Under the rules proposed in May, member states will be obliged to reduce the use of plastic food containers and drink cups. This can be done through national reduction targets, making alternative products available at the point of sale or ensuring that there is a charge attached to single-use plastic products.
Certain products will require clear and standardised labelling that includes how to dispose of the waste, the negative environmental impact of the product and the presence of plastics in the product.
The European Commission has also teamed up with the United Nations Environment Programme to launch a coalition of aquariums to fight plastic pollution.
Aquariums around the world will organise permanent activities and be invited to change their procurement policies for their canteens and shops to eliminate all single-use plastic items.
The coalition aims to have at least 200 aquariums on board by 2019 to raise public awareness about plastic pollution.
EU Commissioner for Environment, Maritime Affairs and Fisheries Karmenu Vella said the European Commission has been working for 18 months to instigate and build this global coalition.
“Aquariums are a window to our ocean. With their collections and their educational programmes, they show us what we need to protect, and they inspire the ocean lovers of tomorrow,” he said.

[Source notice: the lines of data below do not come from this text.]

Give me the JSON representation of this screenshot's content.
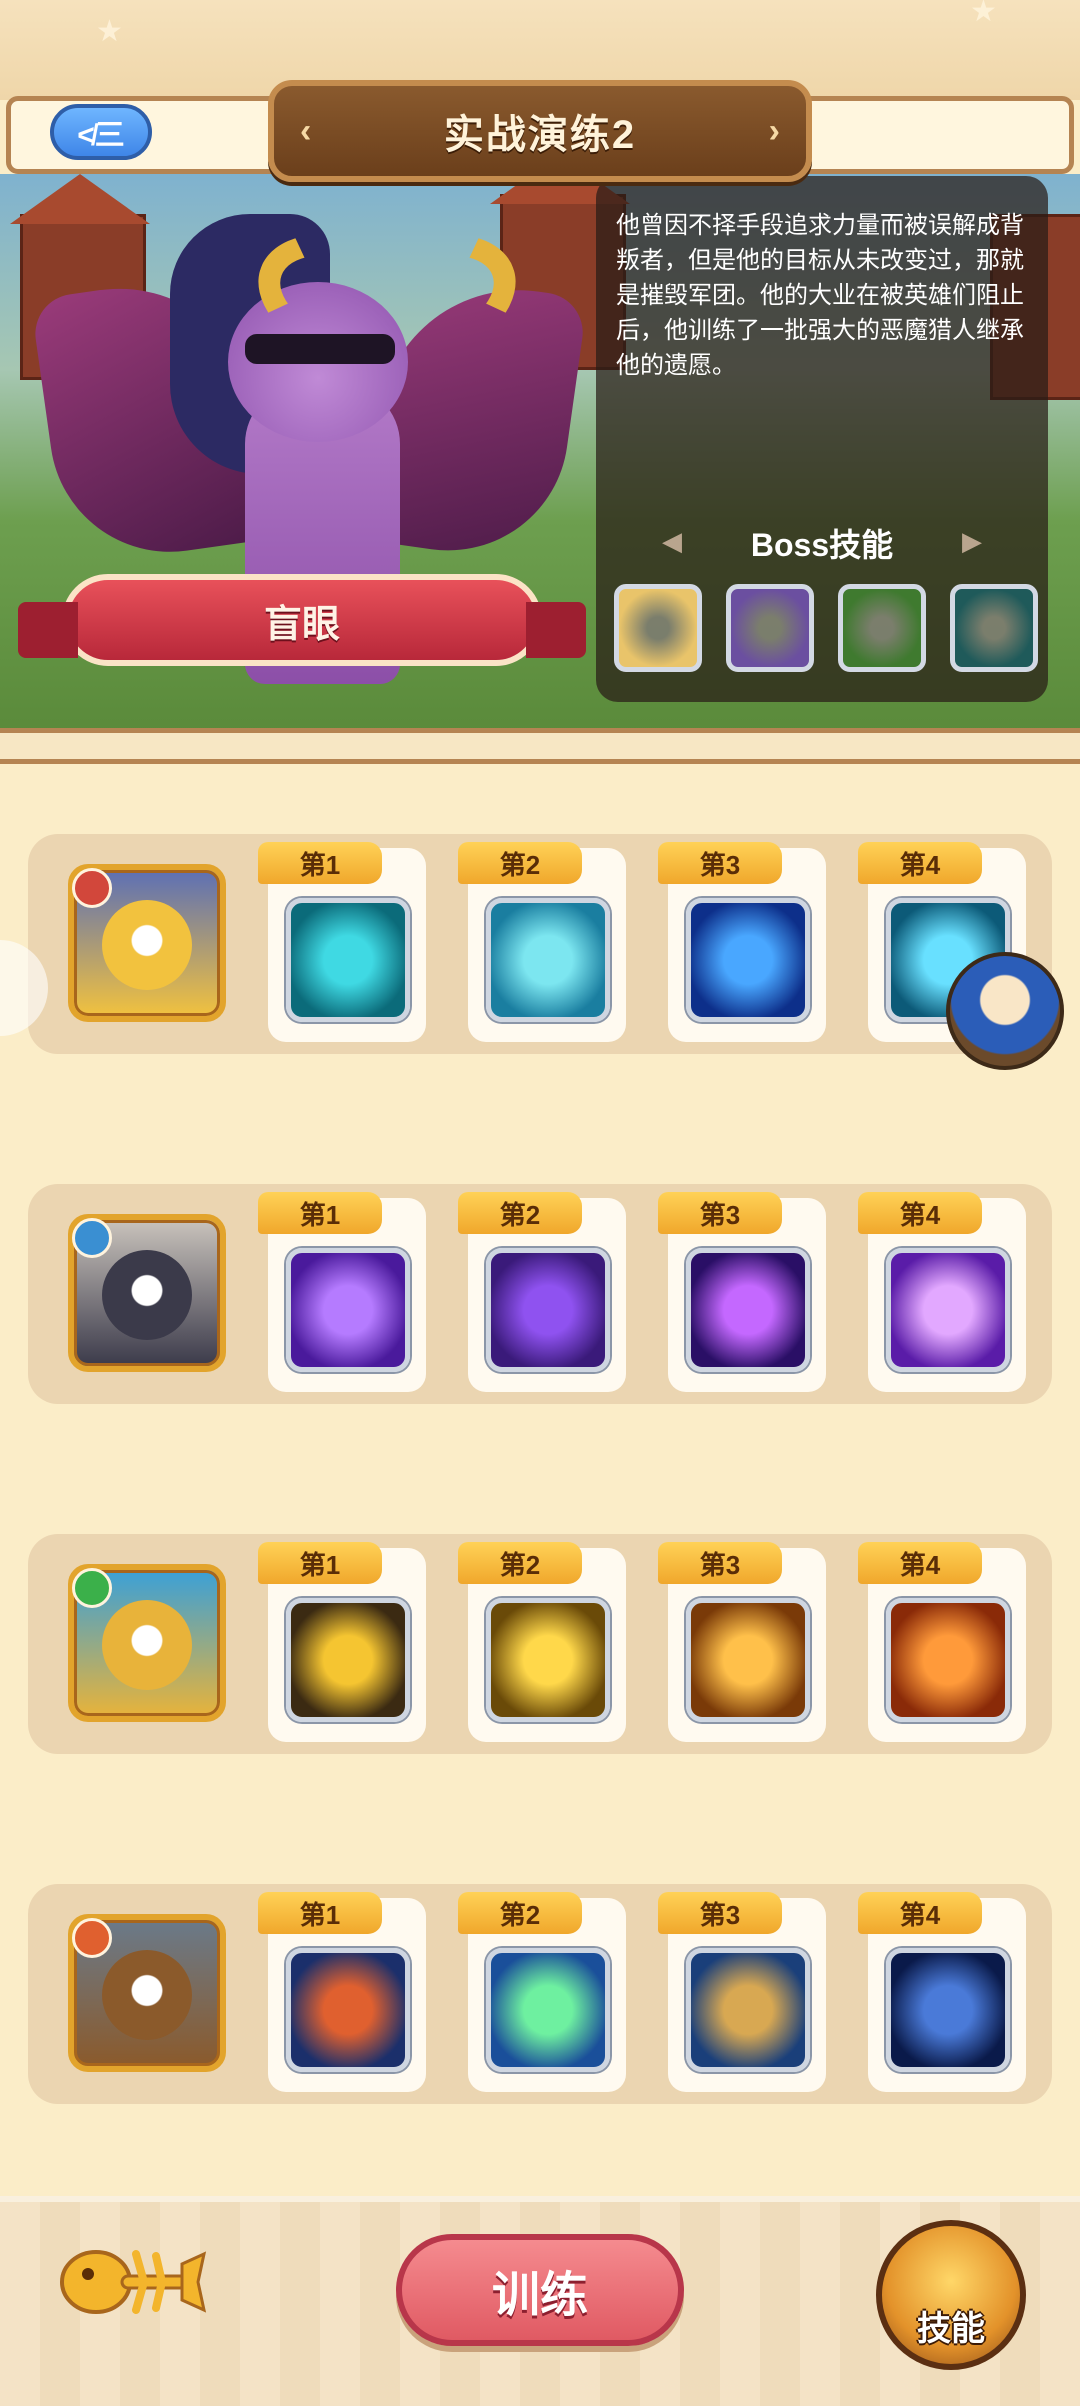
{
  "header": {
    "title": "实战演练2",
    "back_icon_text": "≮三"
  },
  "boss": {
    "name": "盲眼",
    "lore": "他曾因不择手段追求力量而被误解成背叛者，但是他的目标从未改变过，那就是摧毁军团。他的大业在被英雄们阻止后，他训练了一批强大的恶魔猎人继承他的遗愿。",
    "skills_label": "Boss技能",
    "skill_colors": [
      "#e9c46a",
      "#6b4fa0",
      "#3f7a2f",
      "#1f5a5a"
    ]
  },
  "rows": [
    {
      "hero_colors": [
        "#5c6fb5",
        "#f2c23e"
      ],
      "badge_color": "#d2473b",
      "slots": [
        {
          "label": "第1",
          "colors": [
            "#0b6b7a",
            "#3fd9e3"
          ]
        },
        {
          "label": "第2",
          "colors": [
            "#1a7ea0",
            "#7ce6f0"
          ]
        },
        {
          "label": "第3",
          "colors": [
            "#0d2f8a",
            "#49a7ff"
          ]
        },
        {
          "label": "第4",
          "colors": [
            "#0c5a78",
            "#68e0ff"
          ]
        }
      ]
    },
    {
      "hero_colors": [
        "#c9c3bc",
        "#3b3a4a"
      ],
      "badge_color": "#3a8fd2",
      "slots": [
        {
          "label": "第1",
          "colors": [
            "#4a1a9c",
            "#b57bff"
          ]
        },
        {
          "label": "第2",
          "colors": [
            "#3a1a7a",
            "#8f52f0"
          ]
        },
        {
          "label": "第3",
          "colors": [
            "#2a0f66",
            "#c468ff"
          ]
        },
        {
          "label": "第4",
          "colors": [
            "#5a1ca8",
            "#e2a8ff"
          ]
        }
      ]
    },
    {
      "hero_colors": [
        "#3aa0d8",
        "#e8b33a"
      ],
      "badge_color": "#3bb04a",
      "slots": [
        {
          "label": "第1",
          "colors": [
            "#3b2a12",
            "#f5c531"
          ]
        },
        {
          "label": "第2",
          "colors": [
            "#6a4a08",
            "#ffd84a"
          ]
        },
        {
          "label": "第3",
          "colors": [
            "#7a3a08",
            "#ffc04a"
          ]
        },
        {
          "label": "第4",
          "colors": [
            "#8a2a08",
            "#ff9a3a"
          ]
        }
      ]
    },
    {
      "hero_colors": [
        "#6a7a8a",
        "#8b5a2b"
      ],
      "badge_color": "#e0602f",
      "slots": [
        {
          "label": "第1",
          "colors": [
            "#1b2f6b",
            "#e0602f"
          ]
        },
        {
          "label": "第2",
          "colors": [
            "#1a4f9a",
            "#6ef0a0"
          ]
        },
        {
          "label": "第3",
          "colors": [
            "#1a3f7a",
            "#d8a852"
          ]
        },
        {
          "label": "第4",
          "colors": [
            "#0a1a4a",
            "#4a7ad8"
          ]
        }
      ]
    }
  ],
  "footer": {
    "train_label": "训练",
    "skill_label": "技能"
  }
}
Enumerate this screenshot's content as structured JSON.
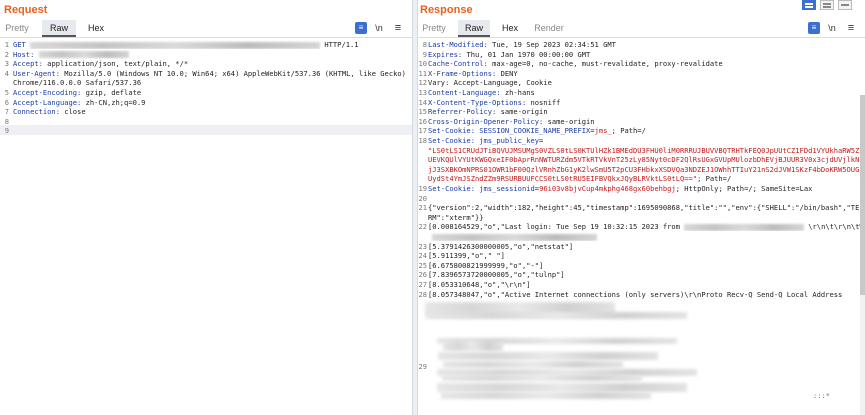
{
  "request": {
    "title": "Request",
    "tabs": [
      "Pretty",
      "Raw",
      "Hex"
    ],
    "active_tab": "Raw",
    "toolbar": {
      "wrap_icon": "wrap-icon",
      "newline_label": "\\n",
      "menu_icon": "menu-icon"
    },
    "lines": [
      {
        "n": "1",
        "key": "GET ",
        "val": "",
        "blur": 290,
        "tail": " HTTP/1.1"
      },
      {
        "n": "2",
        "key": "Host: ",
        "val": "",
        "blur": 90,
        "tail": ""
      },
      {
        "n": "3",
        "key": "Accept: ",
        "val": "application/json, text/plain, */*",
        "blur": 0,
        "tail": ""
      },
      {
        "n": "4",
        "key": "User-Agent: ",
        "val": "Mozilla/5.0 (Windows NT 10.0; Win64; x64) AppleWebKit/537.36 (KHTML, like Gecko)",
        "blur": 0,
        "tail": ""
      },
      {
        "n": "",
        "key": "",
        "val": "Chrome/116.0.0.0 Safari/537.36",
        "blur": 0,
        "tail": ""
      },
      {
        "n": "5",
        "key": "Accept-Encoding: ",
        "val": "gzip, deflate",
        "blur": 0,
        "tail": ""
      },
      {
        "n": "6",
        "key": "Accept-Language: ",
        "val": "zh-CN,zh;q=0.9",
        "blur": 0,
        "tail": ""
      },
      {
        "n": "7",
        "key": "Connection: ",
        "val": "close",
        "blur": 0,
        "tail": ""
      },
      {
        "n": "8",
        "key": "",
        "val": "",
        "blur": 0,
        "tail": ""
      },
      {
        "n": "9",
        "key": "",
        "val": "",
        "blur": 0,
        "tail": ""
      }
    ]
  },
  "response": {
    "title": "Response",
    "tabs": [
      "Pretty",
      "Raw",
      "Hex",
      "Render"
    ],
    "active_tab": "Raw",
    "toolbar": {
      "wrap_icon": "wrap-icon",
      "newline_label": "\\n",
      "menu_icon": "menu-icon"
    },
    "headers": [
      {
        "n": "8",
        "key": "Last-Modified: ",
        "val": "Tue, 19 Sep 2023 02:34:51 GMT"
      },
      {
        "n": "9",
        "key": "Expires: ",
        "val": "Thu, 01 Jan 1970 00:00:00 GMT"
      },
      {
        "n": "10",
        "key": "Cache-Control: ",
        "val": "max-age=0, no-cache, must-revalidate, proxy-revalidate"
      },
      {
        "n": "11",
        "key": "X-Frame-Options: ",
        "val": "DENY"
      },
      {
        "n": "12",
        "key": "",
        "val": "Vary: Accept-Language, Cookie"
      },
      {
        "n": "13",
        "key": "Content-Language: ",
        "val": "zh-hans"
      },
      {
        "n": "14",
        "key": "X-Content-Type-Options: ",
        "val": "nosniff"
      },
      {
        "n": "15",
        "key": "Referrer-Policy: ",
        "val": "same-origin"
      },
      {
        "n": "16",
        "key": "Cross-Origin-Opener-Policy: ",
        "val": "same-origin"
      }
    ],
    "cookie17": {
      "n": "17",
      "key": "Set-Cookie: ",
      "name": "SESSION_COOKIE_NAME_PREFIX",
      "eq": "=",
      "val": "jms_",
      "rest": "; Path=/"
    },
    "cookie18": {
      "n": "18",
      "key": "Set-Cookie: ",
      "name": "jms_public_key",
      "eq": "=",
      "key_lines": [
        "\"LS0tLS1CRUdJTiBQVUJMSUMgS0VZLS0tLS0KTUlHZk1BMEdDU3FHU0liM0RRRUJBUVVBQTRHTkFEQ0JpUUtCZ1FDd1VYUkhaRW5Z",
        "UEVKQUlVYUtKWGQxeIF0bAprRnNWTURZdm5VTkRTVkVnT25zLy85Nyt0cDF2QlRsUGxGVUpMUlozbDhEVjBJUUR3V0x3cjdUVjlkN",
        "jJ3SXBKOmNPRS01OWR1bF00QzlVRnhZbG1yK2lwSmU5T2pCU3FHbkxXSDVQa3NDZEJ1OWhhTTIuY21nS2dJVW1SKzF4bDoKRW5OUG",
        "UydSt4YmJSZndZZm9RSURBUUFCCS0tLS0tRU5EIFBVQkxJQyBLRVktLS0tLQ==\""
      ],
      "rest": "; Path=/"
    },
    "cookie19": {
      "n": "19",
      "key": "Set-Cookie: ",
      "name": "jms_sessionid",
      "eq": "=",
      "val": "96i03v8bjvCup4mkphg468gx60behbgj",
      "rest": "; HttpOnly; Path=/; SameSite=Lax"
    },
    "body_lines": [
      {
        "n": "20",
        "text": ""
      },
      {
        "n": "21",
        "text": "{\"version\":2,\"width\":182,\"height\":45,\"timestamp\":1695090868,\"title\":\"\",\"env\":{\"SHELL\":\"/bin/bash\",\"TE"
      },
      {
        "n": "",
        "text": "RM\":\"xterm\"}}"
      },
      {
        "n": "22",
        "text": "[0.008164529,\"o\",\"Last login: Tue Sep 19 10:32:15 2023 from",
        "blur": 120,
        "tail": "\\r\\n\\t\\r\\n\\tWelcome to"
      },
      {
        "n": "",
        "text": "",
        "blur": 165,
        "tail": ""
      },
      {
        "n": "23",
        "text": "[5.3791426300000005,\"o\",\"netstat\"]"
      },
      {
        "n": "24",
        "text": "[5.911399,\"o\",\" \"]"
      },
      {
        "n": "25",
        "text": "[6.675800821999999,\"o\",\"-\"]"
      },
      {
        "n": "26",
        "text": "[7.8396573720000005,\"o\",\"tulnp\"]"
      },
      {
        "n": "27",
        "text": "[8.053310648,\"o\",\"\\r\\n\"]"
      },
      {
        "n": "28",
        "text": "[8.057348047,\"o\",\"Active Internet connections (only servers)\\r\\nProto Recv-Q Send-Q Local Address"
      }
    ],
    "tail_lines": [
      {
        "n": "29",
        "text": ""
      }
    ],
    "overflow_mark": ":::*"
  },
  "layout_buttons": [
    "layout-split-icon",
    "layout-stack-icon",
    "layout-single-icon"
  ]
}
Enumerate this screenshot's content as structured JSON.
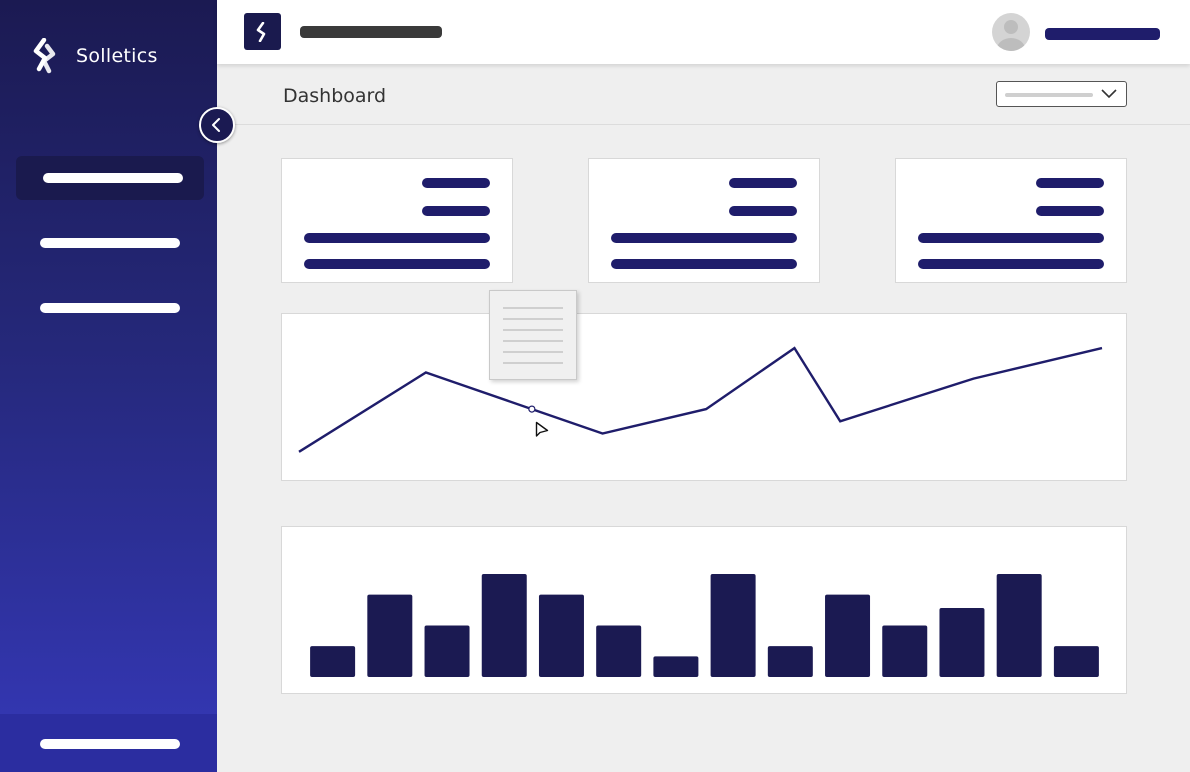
{
  "app": {
    "brand_name": "Solletics",
    "page_title": "Dashboard"
  },
  "colors": {
    "sidebar_dark": "#1b1a52",
    "sidebar_light": "#3538b8",
    "accent": "#1f1d6b",
    "background": "#efefef"
  },
  "icons": {
    "brand_logo": "solletics-logo-icon",
    "collapse": "chevron-left-icon",
    "select_arrow": "chevron-down-icon",
    "cursor": "mouse-pointer-icon",
    "avatar": "user-avatar-icon"
  },
  "sidebar": {
    "nav_items": [
      {
        "state": "active"
      },
      {
        "state": "inactive"
      },
      {
        "state": "inactive"
      }
    ]
  },
  "stat_cards": [
    {},
    {},
    {}
  ],
  "chart_data": [
    {
      "type": "line",
      "x": [
        1,
        2,
        3,
        4,
        5,
        6,
        7,
        8,
        9
      ],
      "series": [
        {
          "values": [
            10,
            75,
            45,
            25,
            45,
            95,
            35,
            70,
            95
          ]
        }
      ],
      "ylim": [
        0,
        100
      ],
      "grid": false,
      "hover_point_index": 2
    },
    {
      "type": "bar",
      "values": [
        30,
        80,
        50,
        100,
        80,
        50,
        20,
        100,
        30,
        80,
        50,
        67,
        100,
        30
      ],
      "ylim": [
        0,
        100
      ],
      "grid": false
    }
  ]
}
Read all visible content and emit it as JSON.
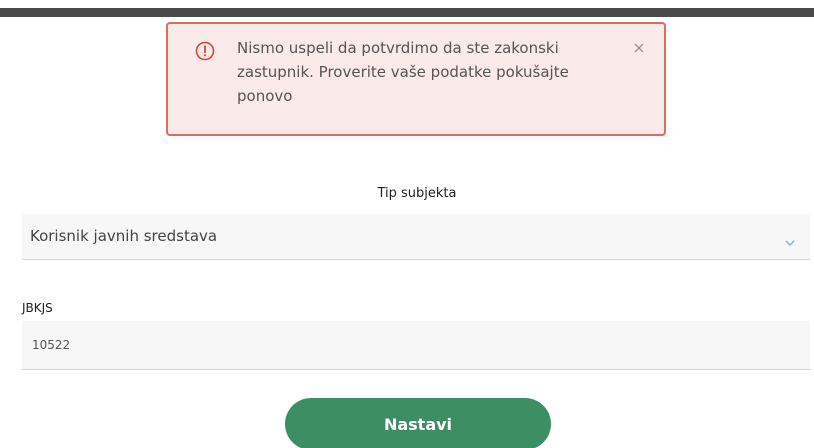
{
  "alert": {
    "icon": "exclamation-circle-icon",
    "message": "Nismo uspeli da potvrdimo da ste zakonski zastupnik. Proverite vaše podatke pokušajte ponovo",
    "close_icon": "close-icon",
    "colors": {
      "background": "#fbeaea",
      "border": "#e06b62"
    }
  },
  "form": {
    "subject_type": {
      "label": "Tip subjekta",
      "selected": "Korisnik javnih sredstava",
      "icon": "chevron-down-icon"
    },
    "jbkjs": {
      "label": "JBKJS",
      "value": "10522"
    },
    "submit_label": "Nastavi"
  },
  "colors": {
    "accent": "#3e8e63"
  }
}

“Millions of people visit aquariums around the world every year. This will mobilise them to rethink the way we use plastic.”